The PCPA report recommends that the borough hire six new officers to reach the ideal size and primarily utilize full-time officers, rather than rely on part-time officers. This change would result in roughly a 35-percent-plus property tax increase, according to an estimate highlighed during the meeting.

Rieger said there are no easy answers and that money will be a factor in how council moves forward with the recommendations it has received. The report stated that all of the possible decisions council now faces will have a fiscal effect on the borough, and also that one of many possible solutions could be to rely on state police for services.

In the fall of 2019, Fountain Hill officials discussed the possible outsourcing of local law enforcement to state police; a discussion that proved unpopular with many and ultimately led nowhere.

Ofc. Dominick Fragano, who was named interim chief in late 2023, resigned last week to return to his duties as a patrolman. Heintzelman thanked him for his time in the position before naming Det. Michael Dattilio as the new officer in charge.

“He has the respect of the department, and I believe he can step into the difficult role and succeed,” the mayor said.

Heintzelman said neither Shupp nor his alleged actions represent the Hellertown Police Department. Shupp is next scheduled to appear in court at a preliminary hearing Wednesday, May 29 at 1 p.m. in Northampton County District Court 03-2-11 in Bethlehem.

“I want our officers to know this community and I stand for and with (them), as we look towards a better future and a new chief,” he said. “We believe in you and support you, especially during this tough time.”

The mayor’s appointment of the new officer in charge will not affect the borough’s search for a new police chief, which is under contract with the PCPA, Rieger said.

Rieger said the application deadline is at the end of the month and there are several qualified candidates who have applied to become the new chief. Council hopes to conduct interviews next month and hire someone this summer.

Multiple borough residents spoke at Monday’s meeting and shared their feelings about the state of the police department.

John, a borough resident of two years, said he hopes council hires a new chief from within the department.

Jason, a resident of eight years, praised Fragano and said he hoped the new chief would show the same respect Fragano demonstrated during his time as interim chief.

“Prior to speaking with Fragano, our problems were always made to feel small and unimportant by the prior police chief and some of the responding officers…,” he said. “He actually sat with us, listened to us and didn’t make us feel like we were crazy… This was all accomplished in the last month, which was further along than we got in the last eight years.”

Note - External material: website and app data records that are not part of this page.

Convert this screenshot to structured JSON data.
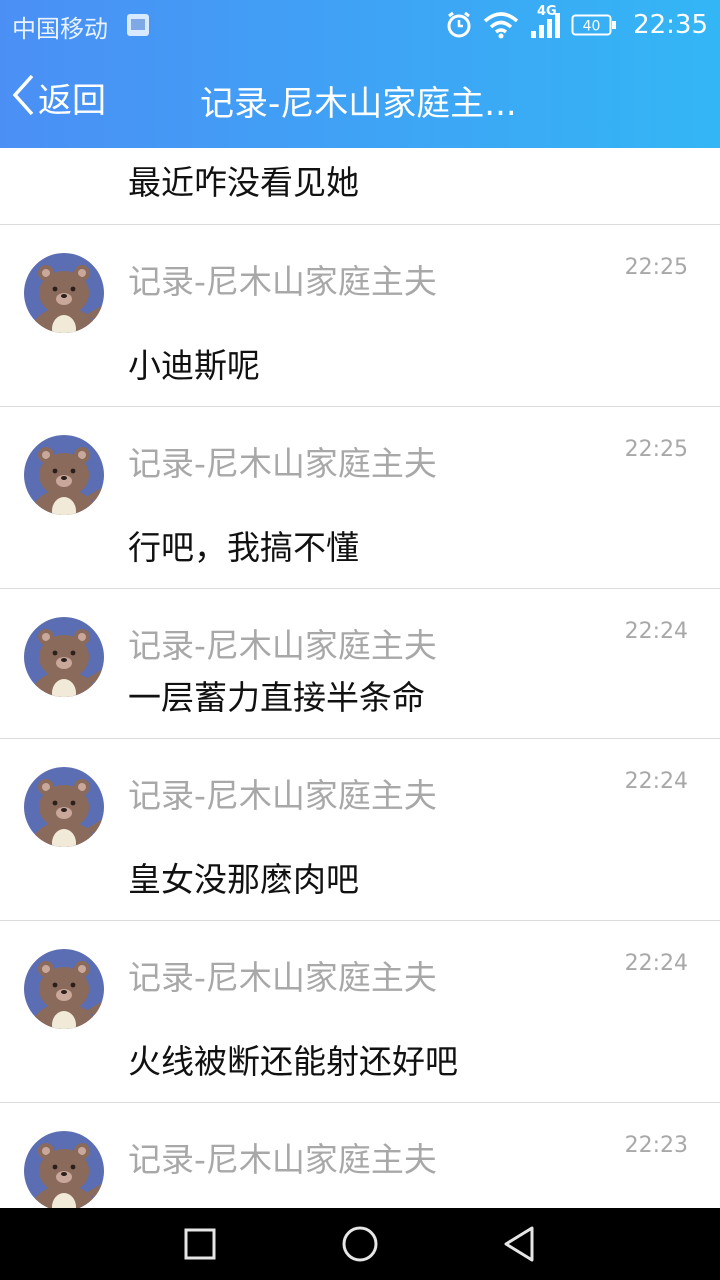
{
  "status_bar": {
    "carrier": "中国移动",
    "network_type": "4G",
    "battery": "40",
    "time": "22:35"
  },
  "header": {
    "back_label": "返回",
    "title": "记录-尼木山家庭主..."
  },
  "messages": [
    {
      "sender": "",
      "time": "",
      "text": "最近咋没看见她"
    },
    {
      "sender": "记录-尼木山家庭主夫",
      "time": "22:25",
      "text": "小迪斯呢"
    },
    {
      "sender": "记录-尼木山家庭主夫",
      "time": "22:25",
      "text": "行吧，我搞不懂"
    },
    {
      "sender": "记录-尼木山家庭主夫",
      "time": "22:24",
      "text": "一层蓄力直接半条命"
    },
    {
      "sender": "记录-尼木山家庭主夫",
      "time": "22:24",
      "text": "皇女没那麽肉吧"
    },
    {
      "sender": "记录-尼木山家庭主夫",
      "time": "22:24",
      "text": "火线被断还能射还好吧"
    },
    {
      "sender": "记录-尼木山家庭主夫",
      "time": "22:23",
      "text": ""
    }
  ],
  "nav": {
    "recent_icon": "square-icon",
    "home_icon": "circle-icon",
    "back_icon": "triangle-back-icon"
  },
  "colors": {
    "header_start": "#4b8ff5",
    "header_end": "#33b6f5",
    "avatar_bg": "#5b6eb3",
    "bear": "#8a6a5a"
  }
}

Another resident said he was present because the borough officers deserved better working conditions, and that outsourcing for state police coverage isn’t the answer.

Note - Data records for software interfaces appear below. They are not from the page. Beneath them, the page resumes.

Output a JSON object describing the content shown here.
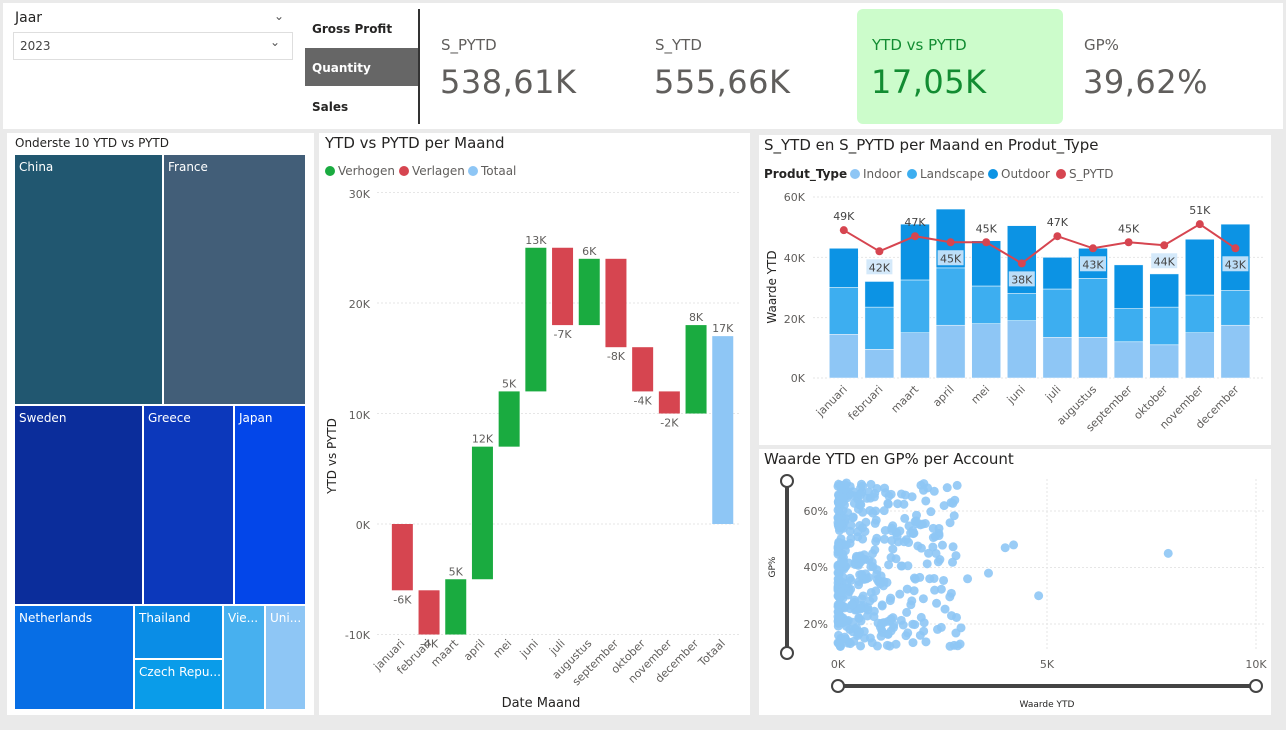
{
  "slicer": {
    "title": "Jaar",
    "value": "2023"
  },
  "measure_buttons": [
    {
      "label": "Gross Profit",
      "active": false
    },
    {
      "label": "Quantity",
      "active": true
    },
    {
      "label": "Sales",
      "active": false
    }
  ],
  "kpis": [
    {
      "label": "S_PYTD",
      "value": "538,61K"
    },
    {
      "label": "S_YTD",
      "value": "555,66K"
    },
    {
      "label": "YTD vs PYTD",
      "value": "17,05K",
      "highlight_bg": "#ccfccb",
      "highlight_fg": "#128c32"
    },
    {
      "label": "GP%",
      "value": "39,62%"
    }
  ],
  "treemap": {
    "title": "Onderste 10 YTD vs PYTD",
    "tiles": [
      {
        "label": "China",
        "color": "#215770"
      },
      {
        "label": "France",
        "color": "#425e78"
      },
      {
        "label": "Sweden",
        "color": "#0b2d9b"
      },
      {
        "label": "Greece",
        "color": "#0c38bb"
      },
      {
        "label": "Japan",
        "color": "#0346e9"
      },
      {
        "label": "Netherlands",
        "color": "#076ee5"
      },
      {
        "label": "Thailand",
        "color": "#0a8de6"
      },
      {
        "label": "Czech Repu...",
        "color": "#0a9ce9"
      },
      {
        "label": "Vie...",
        "color": "#47b0ef"
      },
      {
        "label": "Uni...",
        "color": "#8ec6f5"
      }
    ]
  },
  "waterfall": {
    "title": "YTD vs PYTD per Maand",
    "legend": [
      {
        "label": "Verhogen",
        "color": "#1aab40"
      },
      {
        "label": "Verlagen",
        "color": "#d64550"
      },
      {
        "label": "Totaal",
        "color": "#8ec6f5"
      }
    ],
    "ylabel": "YTD vs PYTD",
    "xlabel": "Date Maand",
    "yticks": [
      "30K",
      "20K",
      "10K",
      "0K",
      "-10K"
    ]
  },
  "combo": {
    "title": "S_YTD en S_PYTD per Maand en Produt_Type",
    "legend_title": "Produt_Type",
    "legend": [
      {
        "label": "Indoor",
        "color": "#8ec6f5"
      },
      {
        "label": "Landscape",
        "color": "#3daef0"
      },
      {
        "label": "Outdoor",
        "color": "#0c93e4"
      },
      {
        "label": "S_PYTD",
        "color": "#d64550"
      }
    ],
    "ylabel": "Waarde YTD",
    "yticks": [
      "60K",
      "40K",
      "20K",
      "0K"
    ]
  },
  "scatter": {
    "title": "Waarde YTD en GP% per Account",
    "ylabel": "GP%",
    "xlabel": "Waarde YTD",
    "yticks": [
      "60%",
      "40%",
      "20%"
    ],
    "xticks": [
      "0K",
      "5K",
      "10K"
    ]
  },
  "chart_data": [
    {
      "type": "bar",
      "subtype": "waterfall",
      "title": "YTD vs PYTD per Maand",
      "xlabel": "Date Maand",
      "ylabel": "YTD vs PYTD",
      "ylim": [
        -10000,
        30000
      ],
      "categories": [
        "januari",
        "februari",
        "maart",
        "april",
        "mei",
        "juni",
        "juli",
        "augustus",
        "september",
        "oktober",
        "november",
        "december",
        "Totaal"
      ],
      "values": [
        -6000,
        -4000,
        5000,
        12000,
        5000,
        13000,
        -7000,
        6000,
        -8000,
        -4000,
        -2000,
        8000,
        17000
      ],
      "labels": [
        "-6K",
        "-4K",
        "5K",
        "12K",
        "5K",
        "13K",
        "-7K",
        "6K",
        "-8K",
        "-4K",
        "-2K",
        "8K",
        "17K"
      ]
    },
    {
      "type": "bar",
      "subtype": "stacked bar + line",
      "title": "S_YTD en S_PYTD per Maand en Produt_Type",
      "ylabel": "Waarde YTD",
      "ylim": [
        0,
        60000
      ],
      "categories": [
        "januari",
        "februari",
        "maart",
        "april",
        "mei",
        "juni",
        "juli",
        "augustus",
        "september",
        "oktober",
        "november",
        "december"
      ],
      "series": [
        {
          "name": "Indoor",
          "values": [
            14500,
            9500,
            15000,
            17500,
            18000,
            19000,
            13500,
            13500,
            12000,
            11000,
            15000,
            17500
          ]
        },
        {
          "name": "Landscape",
          "values": [
            15500,
            14000,
            17500,
            19000,
            12500,
            9000,
            16000,
            19500,
            11000,
            12500,
            12500,
            11500
          ]
        },
        {
          "name": "Outdoor",
          "values": [
            13000,
            8500,
            18500,
            19500,
            15000,
            22500,
            10500,
            10000,
            14500,
            11000,
            18500,
            22000
          ]
        },
        {
          "name": "S_PYTD",
          "values": [
            49000,
            42000,
            47000,
            45000,
            45000,
            38000,
            47000,
            43000,
            45000,
            44000,
            51000,
            43000
          ]
        }
      ],
      "labels": [
        "49K",
        "42K",
        "47K",
        "45K",
        "45K",
        "38K",
        "47K",
        "43K",
        "45K",
        "44K",
        "51K",
        "43K"
      ]
    },
    {
      "type": "scatter",
      "title": "Waarde YTD en GP% per Account",
      "xlabel": "Waarde YTD",
      "ylabel": "GP%",
      "xlim": [
        0,
        10000
      ],
      "ylim": [
        0.1,
        0.7
      ],
      "points_sample": [
        [
          7900,
          0.45
        ],
        [
          4200,
          0.48
        ],
        [
          4000,
          0.47
        ],
        [
          4800,
          0.3
        ],
        [
          3600,
          0.38
        ],
        [
          3100,
          0.36
        ],
        [
          2400,
          0.42
        ],
        [
          1800,
          0.52
        ],
        [
          900,
          0.6
        ],
        [
          500,
          0.35
        ]
      ]
    }
  ]
}
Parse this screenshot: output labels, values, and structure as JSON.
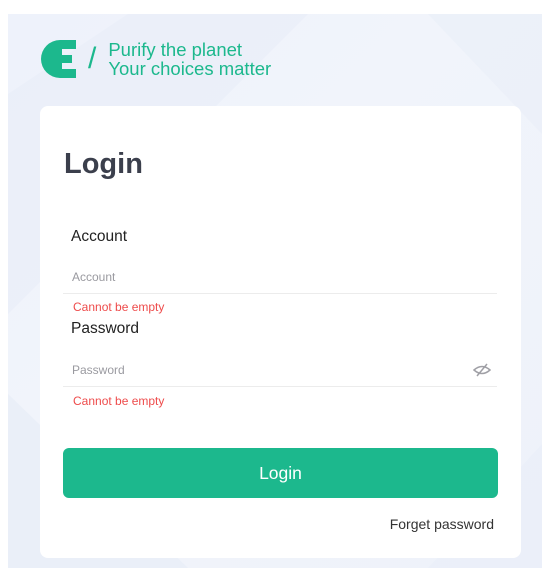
{
  "brand": {
    "tagline_line1": "Purify the planet",
    "tagline_line2": "Your choices matter",
    "slash": "/",
    "logo_icon": "e-logo-icon",
    "accent_color": "#1cb88d"
  },
  "form": {
    "title": "Login",
    "account": {
      "label": "Account",
      "placeholder": "Account",
      "value": "",
      "error": "Cannot be empty"
    },
    "password": {
      "label": "Password",
      "placeholder": "Password",
      "value": "",
      "error": "Cannot be empty",
      "toggle_icon": "eye-off-icon"
    },
    "submit_label": "Login",
    "forget_label": "Forget password"
  },
  "colors": {
    "error": "#ee4b4b",
    "title": "#3b3f4c"
  }
}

“For the most part, I feel like the Hellertown Police Department conducts themselves in a very professional manner,” that resident said. “You may have one or two bad apples. It is your responsibility as a council and your responsibility as mayor to make sure that those apples in that bunch, who are causing disruptions, are out.”

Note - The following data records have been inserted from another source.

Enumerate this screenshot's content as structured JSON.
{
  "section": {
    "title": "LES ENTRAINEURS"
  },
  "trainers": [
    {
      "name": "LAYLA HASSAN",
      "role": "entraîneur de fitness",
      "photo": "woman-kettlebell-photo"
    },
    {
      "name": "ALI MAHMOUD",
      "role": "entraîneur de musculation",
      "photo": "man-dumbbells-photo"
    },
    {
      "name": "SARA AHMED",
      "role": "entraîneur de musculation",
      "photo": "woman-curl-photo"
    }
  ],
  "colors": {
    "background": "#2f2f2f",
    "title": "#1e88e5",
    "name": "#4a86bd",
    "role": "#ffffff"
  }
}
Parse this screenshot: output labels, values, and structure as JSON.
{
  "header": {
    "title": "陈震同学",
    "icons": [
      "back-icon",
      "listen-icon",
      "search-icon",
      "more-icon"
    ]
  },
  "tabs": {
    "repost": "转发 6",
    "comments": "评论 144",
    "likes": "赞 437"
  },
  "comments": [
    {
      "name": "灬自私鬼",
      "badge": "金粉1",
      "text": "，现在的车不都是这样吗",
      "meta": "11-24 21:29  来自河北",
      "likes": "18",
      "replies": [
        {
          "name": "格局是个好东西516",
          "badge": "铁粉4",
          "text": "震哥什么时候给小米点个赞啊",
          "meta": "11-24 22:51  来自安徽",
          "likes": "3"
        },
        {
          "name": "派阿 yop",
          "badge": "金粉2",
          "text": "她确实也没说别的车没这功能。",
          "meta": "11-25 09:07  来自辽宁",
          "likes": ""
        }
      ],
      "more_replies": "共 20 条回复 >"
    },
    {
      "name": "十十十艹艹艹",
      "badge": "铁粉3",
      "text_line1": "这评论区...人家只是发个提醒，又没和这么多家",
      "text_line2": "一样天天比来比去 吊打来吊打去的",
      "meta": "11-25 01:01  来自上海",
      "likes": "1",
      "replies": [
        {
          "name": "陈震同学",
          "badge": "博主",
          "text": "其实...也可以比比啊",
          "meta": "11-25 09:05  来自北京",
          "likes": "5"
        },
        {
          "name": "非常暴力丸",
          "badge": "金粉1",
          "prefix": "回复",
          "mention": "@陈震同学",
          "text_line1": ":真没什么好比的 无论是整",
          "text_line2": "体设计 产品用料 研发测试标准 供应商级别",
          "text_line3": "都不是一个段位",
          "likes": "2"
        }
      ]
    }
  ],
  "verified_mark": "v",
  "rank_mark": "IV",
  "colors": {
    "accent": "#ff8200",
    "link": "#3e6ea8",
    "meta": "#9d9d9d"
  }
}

“I don’t think state police is the answer,” he added. “The response time for state police is going to be 30 to 40 minutes at best, and I don’t think the answer is Lower Saucon (Police).”

Council views Monday’s meeting as the beginning of a conversation with the public about the police department, Rieger said.

“That really is the focus of this meeting–to hear from you, the residents of Hellertown, about some of these options,” he added. “We are willing to explore all options, but I can assure you that we are committed to protecting the safety of our residents.”

The next council meeting is scheduled for Monday, May 20 at 7 p.m. at Borough Hall. Meetings are livestreamed on Facebook and Zoom, and recordings of past meetings are available for viewing on the borough’s Facebook page. To view meeting agendas, minutes and/or subscribe to receive email updates about upcoming meetings, visit


Subscribe to receive our newsletter in your inbox every Monday, Wednesday & Friday.

Please wait...

Thank you for subscribing!

About the author

Justin Carlucci

Leave a Comment